Yeah, that doesn’t work.
It’s difficult being a good drinker and a good father, isn’t it?
I had the same thing! I had a couple beers and our
two-year-old, when she was one, she had this piece of ice
that had been dropped on the floor and was just putting it
in her mouth and began to choke on it and… that’s it. You
have to be absolutely on top of every situation. The other
shit doesn’t work any more. And when they wake up in the
middle of the night… You gotta be there.
You can’t deal with children with a hangover…
That’s just misery.
Generally, you seem more comfortable with fame now,
though. You hated it in the ’90s didn’t you?
Yeah, I did. I mean there is no rulebook for it. Angie and I
talk about this… it’s gotten so out of hand. This constant
assault on your peace is not what we signed up for, for films.
We’re looking forward to seeing The Curious Case Of
Benjamin Button…
Me too. It’s good, man. Something no one would expect
from Fincher. It’s Fincher as family man, as a father. No one
would expect it from the Prince of Darkness!
And you’re playing a journalist in State Of Play. How was
it playing the other side?
How about this, man, so the papers in LA and New York
have shrunk what stories can get on the cover now because
of competition with the internet. Now their internet sites
are controlled every half hour: monitored by how many hits
they get, so now there’s no longer this idea of the editor as
gatekeeper of important information we should know as a
society. Now the people dictate the stories that are going to
be there. So, you know, if Paris Hilton forgets her panties
that day, that’s gonna be the story versus Gonzales [the
controversial US Attorney General] resigning or something.
They monitor it every half hour and if the story doesn’t get
the hits, they pull it. That’s frightening.
As a journalist you should see A Mighty Heart. I think it
talks a lot about the power of journalism and something
I believe in the importance of, that we’re informed and
know what’s being done in our name. And understand it
beyond a soundbite, really understand context. Because it’s
context that’s being sacrificed. That disturbs me.
Things do get boiled down: like pitches, with 25 words or
less. With Jesse James, Andrew said it was tricky selling
the movie to the studio; it isn’t an easy sell…
He said one of my favourite things starting the movie, he
said, “Making a film is like watching all your great ideas just
crumble, come crashing down around you.

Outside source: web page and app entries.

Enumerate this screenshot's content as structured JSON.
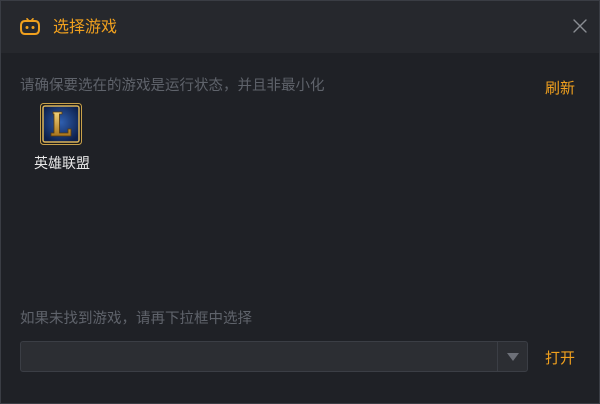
{
  "window": {
    "title": "选择游戏",
    "title_icon": "gamepad-icon",
    "close_icon": "close-icon"
  },
  "main": {
    "hint": "请确保要选在的游戏是运行状态，并且非最小化",
    "refresh_label": "刷新",
    "games": [
      {
        "label": "英雄联盟",
        "icon": "league-of-legends-logo-icon"
      }
    ],
    "secondary_hint": "如果未找到游戏，请再下拉框中选择",
    "select_value": "",
    "open_label": "打开"
  },
  "colors": {
    "accent": "#f0a01e",
    "background": "#1f2126",
    "titlebar": "#26282d",
    "hint_text": "#5f636b"
  }
}
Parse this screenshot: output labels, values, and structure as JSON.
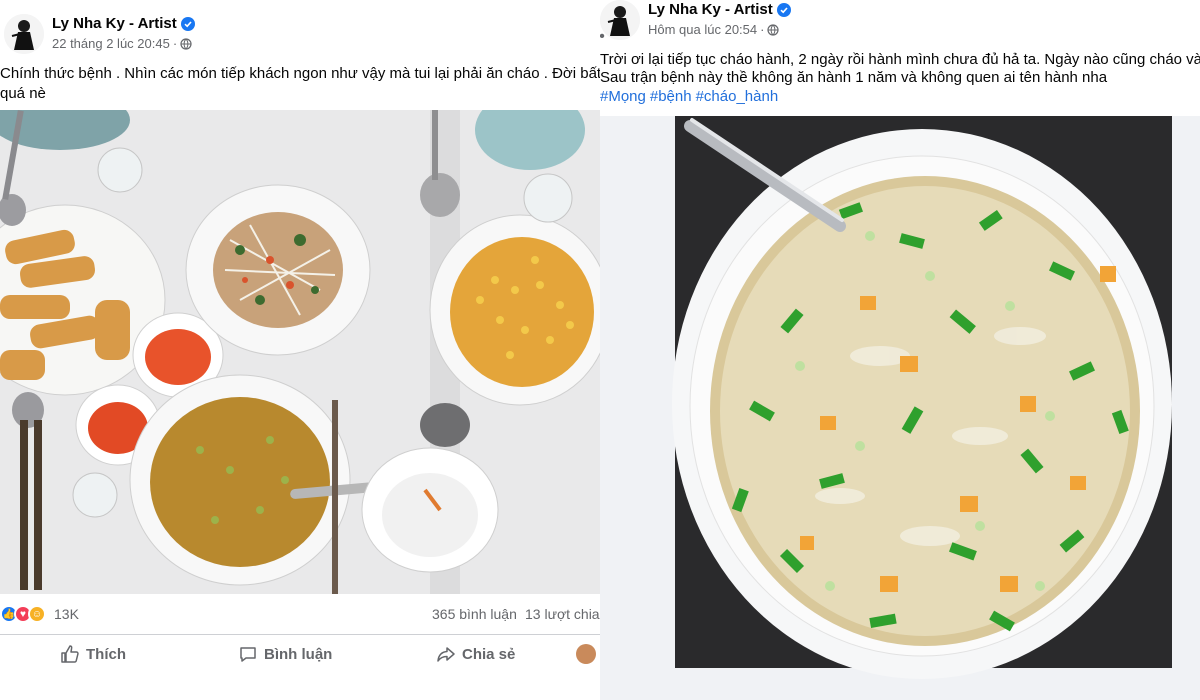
{
  "left_post": {
    "author": "Ly Nha Ky - Artist",
    "timestamp": "22 tháng 2 lúc 20:45",
    "separator": "·",
    "text_line1": "Chính thức bệnh . Nhìn các món tiếp khách ngon như vậy mà tui lại phải ăn cháo . Đời bất công",
    "text_line2": "quá nè",
    "reactions_count": "13K",
    "comments_count": "365 bình luận",
    "shares_count": "13 lượt chia",
    "actions": {
      "like": "Thích",
      "comment": "Bình luận",
      "share": "Chia sẻ"
    }
  },
  "right_post": {
    "author": "Ly Nha Ky - Artist",
    "timestamp": "Hôm qua lúc 20:54",
    "separator": "·",
    "text_line1": "Trời ơi lại tiếp tục cháo hành, 2 ngày rồi hành mình chưa đủ hả ta. Ngày nào cũng cháo và h",
    "text_line2": "Sau trận bệnh này thề không ăn hành 1 năm và không quen ai tên hành nha",
    "hashtags": [
      "#Mọng",
      "#bệnh",
      "#cháo_hành"
    ]
  },
  "icons": {
    "verified": "verified-badge-icon",
    "privacy": "globe-icon",
    "like": "thumbs-up-icon",
    "comment": "comment-bubble-icon",
    "share": "share-arrow-icon",
    "more": "more-dots-icon"
  },
  "colors": {
    "facebook_blue": "#1877f2",
    "hashtag": "#216fdb",
    "secondary_text": "#65676b",
    "divider": "#ced0d4"
  }
}
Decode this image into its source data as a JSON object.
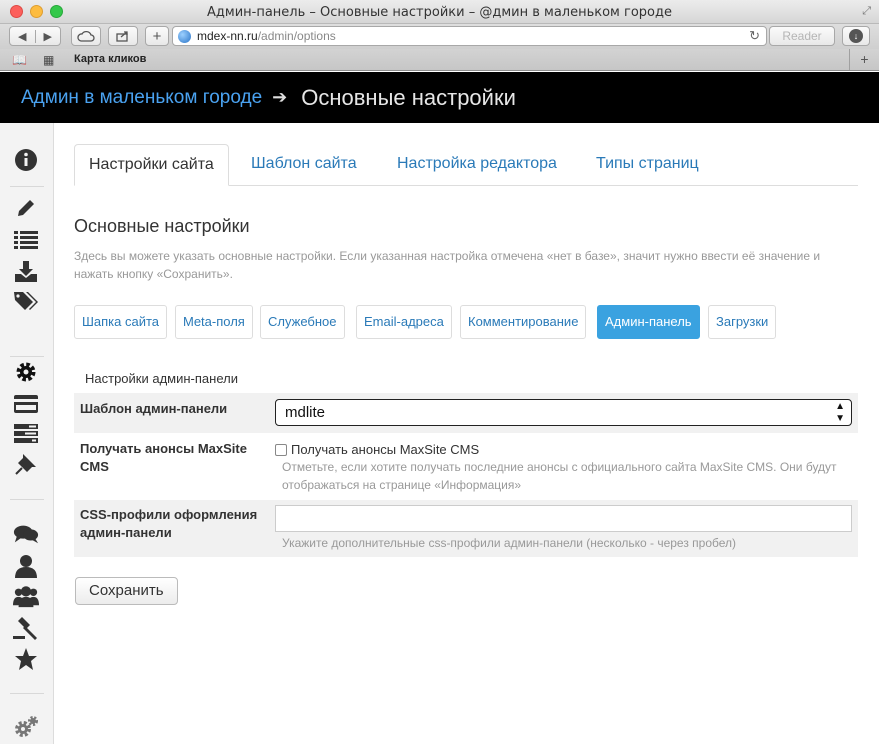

It’s really
agonising for you. And yet it’s something you must do…” TF
The Assassination Of Jesse James By The Coward Robert Ford
opens on 30 November and is reviewed on page 42.